What the task requires:
Only the lines from the one with "Decode this image" to the end of the material should be reproduced, exactly and in full, both ends included.

Available data:
╔══

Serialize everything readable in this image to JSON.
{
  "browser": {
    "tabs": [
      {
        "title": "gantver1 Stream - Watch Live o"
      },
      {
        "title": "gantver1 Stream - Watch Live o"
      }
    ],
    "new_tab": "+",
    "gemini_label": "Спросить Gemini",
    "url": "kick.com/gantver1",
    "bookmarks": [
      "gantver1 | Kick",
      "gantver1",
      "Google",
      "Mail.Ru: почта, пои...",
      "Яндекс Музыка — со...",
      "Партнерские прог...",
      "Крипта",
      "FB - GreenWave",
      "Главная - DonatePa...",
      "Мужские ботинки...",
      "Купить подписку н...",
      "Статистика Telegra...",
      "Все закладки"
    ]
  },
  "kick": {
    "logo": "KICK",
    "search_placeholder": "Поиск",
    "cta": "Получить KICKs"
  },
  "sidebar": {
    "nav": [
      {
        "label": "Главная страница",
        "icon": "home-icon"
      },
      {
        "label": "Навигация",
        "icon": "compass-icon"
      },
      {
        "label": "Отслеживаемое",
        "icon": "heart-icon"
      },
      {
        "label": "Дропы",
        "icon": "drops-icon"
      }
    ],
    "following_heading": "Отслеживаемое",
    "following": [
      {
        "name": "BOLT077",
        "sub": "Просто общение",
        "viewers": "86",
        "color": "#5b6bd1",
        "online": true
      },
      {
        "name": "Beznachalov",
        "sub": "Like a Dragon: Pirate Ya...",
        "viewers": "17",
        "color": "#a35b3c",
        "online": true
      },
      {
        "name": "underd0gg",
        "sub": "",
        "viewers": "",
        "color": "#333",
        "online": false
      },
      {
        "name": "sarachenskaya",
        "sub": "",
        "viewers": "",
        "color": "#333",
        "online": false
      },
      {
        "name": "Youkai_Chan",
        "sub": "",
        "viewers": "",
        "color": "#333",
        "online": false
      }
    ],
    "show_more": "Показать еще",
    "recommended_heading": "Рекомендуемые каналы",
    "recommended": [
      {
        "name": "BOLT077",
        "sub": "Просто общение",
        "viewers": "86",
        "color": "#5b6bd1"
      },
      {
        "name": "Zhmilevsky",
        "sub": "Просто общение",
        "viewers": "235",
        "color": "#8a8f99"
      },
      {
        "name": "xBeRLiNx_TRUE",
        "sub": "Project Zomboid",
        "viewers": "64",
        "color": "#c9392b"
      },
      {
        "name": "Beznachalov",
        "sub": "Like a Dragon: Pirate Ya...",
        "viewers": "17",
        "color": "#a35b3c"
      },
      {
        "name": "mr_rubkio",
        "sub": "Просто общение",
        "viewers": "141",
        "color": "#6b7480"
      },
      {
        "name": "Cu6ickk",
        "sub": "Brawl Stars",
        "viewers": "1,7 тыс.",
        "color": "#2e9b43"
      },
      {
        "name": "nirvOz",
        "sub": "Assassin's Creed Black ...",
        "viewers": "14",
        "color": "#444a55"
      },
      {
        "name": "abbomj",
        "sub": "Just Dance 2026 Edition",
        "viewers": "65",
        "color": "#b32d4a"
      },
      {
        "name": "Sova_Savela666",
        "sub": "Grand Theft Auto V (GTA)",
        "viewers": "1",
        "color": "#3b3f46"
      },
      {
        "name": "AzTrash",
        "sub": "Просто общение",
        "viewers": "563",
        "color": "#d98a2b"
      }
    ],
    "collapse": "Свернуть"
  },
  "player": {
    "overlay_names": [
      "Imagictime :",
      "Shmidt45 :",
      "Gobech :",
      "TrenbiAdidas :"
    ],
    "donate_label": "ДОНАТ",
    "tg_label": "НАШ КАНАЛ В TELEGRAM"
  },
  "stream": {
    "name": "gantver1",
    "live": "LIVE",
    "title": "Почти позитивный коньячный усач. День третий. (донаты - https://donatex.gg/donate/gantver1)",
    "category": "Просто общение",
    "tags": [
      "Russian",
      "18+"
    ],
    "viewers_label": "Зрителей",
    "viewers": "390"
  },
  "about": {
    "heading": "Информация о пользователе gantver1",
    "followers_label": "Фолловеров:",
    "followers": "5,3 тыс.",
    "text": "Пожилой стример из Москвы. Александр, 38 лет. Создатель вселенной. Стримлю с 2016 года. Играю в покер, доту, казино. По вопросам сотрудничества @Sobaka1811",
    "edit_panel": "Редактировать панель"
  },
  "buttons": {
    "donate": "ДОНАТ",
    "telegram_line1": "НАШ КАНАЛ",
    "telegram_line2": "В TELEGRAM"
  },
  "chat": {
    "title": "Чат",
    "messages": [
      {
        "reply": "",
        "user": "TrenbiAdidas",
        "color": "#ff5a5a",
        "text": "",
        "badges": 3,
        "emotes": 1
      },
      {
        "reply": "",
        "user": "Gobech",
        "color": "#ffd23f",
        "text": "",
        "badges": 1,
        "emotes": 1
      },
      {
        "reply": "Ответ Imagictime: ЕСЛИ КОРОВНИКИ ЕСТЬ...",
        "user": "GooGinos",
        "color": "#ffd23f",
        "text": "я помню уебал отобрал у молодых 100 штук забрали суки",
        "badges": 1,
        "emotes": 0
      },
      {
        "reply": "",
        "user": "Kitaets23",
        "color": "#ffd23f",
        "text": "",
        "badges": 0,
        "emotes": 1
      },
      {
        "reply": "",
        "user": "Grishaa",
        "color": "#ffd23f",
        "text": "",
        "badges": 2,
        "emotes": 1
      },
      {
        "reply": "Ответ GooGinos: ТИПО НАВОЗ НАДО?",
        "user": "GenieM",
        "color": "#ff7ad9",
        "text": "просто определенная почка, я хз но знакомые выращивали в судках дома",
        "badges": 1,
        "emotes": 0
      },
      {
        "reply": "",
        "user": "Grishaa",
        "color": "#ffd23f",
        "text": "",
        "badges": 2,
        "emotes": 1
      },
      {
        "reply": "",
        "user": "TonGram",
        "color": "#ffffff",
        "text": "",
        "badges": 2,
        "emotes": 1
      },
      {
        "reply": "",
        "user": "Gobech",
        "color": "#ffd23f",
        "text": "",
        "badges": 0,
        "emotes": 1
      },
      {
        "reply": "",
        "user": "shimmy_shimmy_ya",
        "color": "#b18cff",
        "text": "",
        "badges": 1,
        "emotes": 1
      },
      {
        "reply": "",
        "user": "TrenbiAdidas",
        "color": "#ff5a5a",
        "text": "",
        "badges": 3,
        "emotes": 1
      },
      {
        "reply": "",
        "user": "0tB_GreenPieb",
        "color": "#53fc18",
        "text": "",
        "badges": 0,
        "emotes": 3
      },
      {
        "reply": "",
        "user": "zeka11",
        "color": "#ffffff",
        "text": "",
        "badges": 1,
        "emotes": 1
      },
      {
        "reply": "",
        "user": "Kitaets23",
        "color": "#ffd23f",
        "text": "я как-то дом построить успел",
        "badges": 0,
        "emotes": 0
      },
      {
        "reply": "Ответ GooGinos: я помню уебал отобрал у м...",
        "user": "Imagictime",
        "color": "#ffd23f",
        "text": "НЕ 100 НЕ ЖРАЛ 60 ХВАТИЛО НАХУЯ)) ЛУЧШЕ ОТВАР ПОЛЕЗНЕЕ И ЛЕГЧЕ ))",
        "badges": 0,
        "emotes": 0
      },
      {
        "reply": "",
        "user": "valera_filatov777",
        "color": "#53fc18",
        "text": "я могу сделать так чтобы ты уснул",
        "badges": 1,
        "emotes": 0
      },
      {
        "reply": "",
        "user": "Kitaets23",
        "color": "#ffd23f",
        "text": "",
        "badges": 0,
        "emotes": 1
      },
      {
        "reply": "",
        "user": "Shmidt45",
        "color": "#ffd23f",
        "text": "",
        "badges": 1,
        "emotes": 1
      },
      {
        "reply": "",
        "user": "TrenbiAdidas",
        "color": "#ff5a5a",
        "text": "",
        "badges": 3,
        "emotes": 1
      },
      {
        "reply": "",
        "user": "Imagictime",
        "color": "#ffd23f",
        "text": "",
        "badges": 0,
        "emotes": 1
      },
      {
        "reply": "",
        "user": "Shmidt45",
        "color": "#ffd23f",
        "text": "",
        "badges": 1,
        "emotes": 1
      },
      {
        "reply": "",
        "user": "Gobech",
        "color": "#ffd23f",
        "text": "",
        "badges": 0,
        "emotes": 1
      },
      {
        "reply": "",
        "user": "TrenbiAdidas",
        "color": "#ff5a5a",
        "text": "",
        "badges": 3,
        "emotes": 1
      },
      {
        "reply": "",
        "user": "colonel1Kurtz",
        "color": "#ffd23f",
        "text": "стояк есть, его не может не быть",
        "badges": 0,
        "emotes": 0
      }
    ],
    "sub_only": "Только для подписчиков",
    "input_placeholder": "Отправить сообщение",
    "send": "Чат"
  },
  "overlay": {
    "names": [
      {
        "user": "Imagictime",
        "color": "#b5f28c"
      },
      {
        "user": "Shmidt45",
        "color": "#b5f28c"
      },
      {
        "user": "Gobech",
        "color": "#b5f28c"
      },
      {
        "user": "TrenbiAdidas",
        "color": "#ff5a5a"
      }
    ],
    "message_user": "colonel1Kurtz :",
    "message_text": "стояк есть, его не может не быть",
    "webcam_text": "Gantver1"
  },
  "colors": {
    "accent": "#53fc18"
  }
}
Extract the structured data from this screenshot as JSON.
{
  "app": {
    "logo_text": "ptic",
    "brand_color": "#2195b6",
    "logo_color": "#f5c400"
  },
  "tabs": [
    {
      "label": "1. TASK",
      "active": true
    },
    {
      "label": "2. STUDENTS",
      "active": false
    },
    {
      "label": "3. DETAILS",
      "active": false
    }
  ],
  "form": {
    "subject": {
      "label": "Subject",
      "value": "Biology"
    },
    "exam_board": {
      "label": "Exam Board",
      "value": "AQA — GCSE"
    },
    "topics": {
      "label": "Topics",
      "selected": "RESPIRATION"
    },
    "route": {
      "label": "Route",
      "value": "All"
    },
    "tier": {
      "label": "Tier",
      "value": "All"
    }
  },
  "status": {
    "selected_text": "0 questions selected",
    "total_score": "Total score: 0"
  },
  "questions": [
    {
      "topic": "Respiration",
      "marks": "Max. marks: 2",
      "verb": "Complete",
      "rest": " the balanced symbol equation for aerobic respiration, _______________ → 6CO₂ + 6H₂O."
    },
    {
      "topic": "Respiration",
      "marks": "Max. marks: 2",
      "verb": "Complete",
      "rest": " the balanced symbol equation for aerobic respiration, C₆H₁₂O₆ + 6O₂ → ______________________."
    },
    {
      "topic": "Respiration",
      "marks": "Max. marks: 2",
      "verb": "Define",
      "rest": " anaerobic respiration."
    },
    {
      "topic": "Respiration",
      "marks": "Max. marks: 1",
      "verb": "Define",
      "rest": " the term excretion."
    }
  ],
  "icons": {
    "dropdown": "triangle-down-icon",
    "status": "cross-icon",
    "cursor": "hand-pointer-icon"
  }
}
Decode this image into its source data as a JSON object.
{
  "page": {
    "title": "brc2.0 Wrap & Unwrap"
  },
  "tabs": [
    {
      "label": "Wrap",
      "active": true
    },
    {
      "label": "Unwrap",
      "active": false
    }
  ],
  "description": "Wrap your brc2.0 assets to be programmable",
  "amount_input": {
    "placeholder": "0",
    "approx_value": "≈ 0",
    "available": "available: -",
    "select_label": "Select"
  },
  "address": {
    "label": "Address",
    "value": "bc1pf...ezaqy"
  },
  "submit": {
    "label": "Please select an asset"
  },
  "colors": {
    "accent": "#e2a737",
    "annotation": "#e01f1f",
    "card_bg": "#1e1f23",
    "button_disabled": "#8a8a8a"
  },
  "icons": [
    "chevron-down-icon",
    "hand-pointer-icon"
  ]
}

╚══

Answer to this problem:
Decode this image into its source data as a JSON object.
{
  "page": {
    "title": "brc2.0 Wrap & Unwrap"
  },
  "tabs": [
    {
      "label": "Wrap",
      "active": true
    },
    {
      "label": "Unwrap",
      "active": false
    }
  ],
  "description": "Wrap your brc2.0 assets to be programmable",
  "amount_input": {
    "placeholder": "0",
    "approx_value": "≈ 0",
    "available": "available: -",
    "select_label": "Select"
  },
  "address": {
    "label": "Address",
    "value": "bc1pf...ezaqy"
  },
  "submit": {
    "label": "Please select an asset"
  },
  "colors": {
    "accent": "#e2a737",
    "annotation": "#e01f1f",
    "card_bg": "#1e1f23",
    "button_disabled": "#8a8a8a"
  },
  "icons": [
    "chevron-down-icon",
    "hand-pointer-icon"
  ]
}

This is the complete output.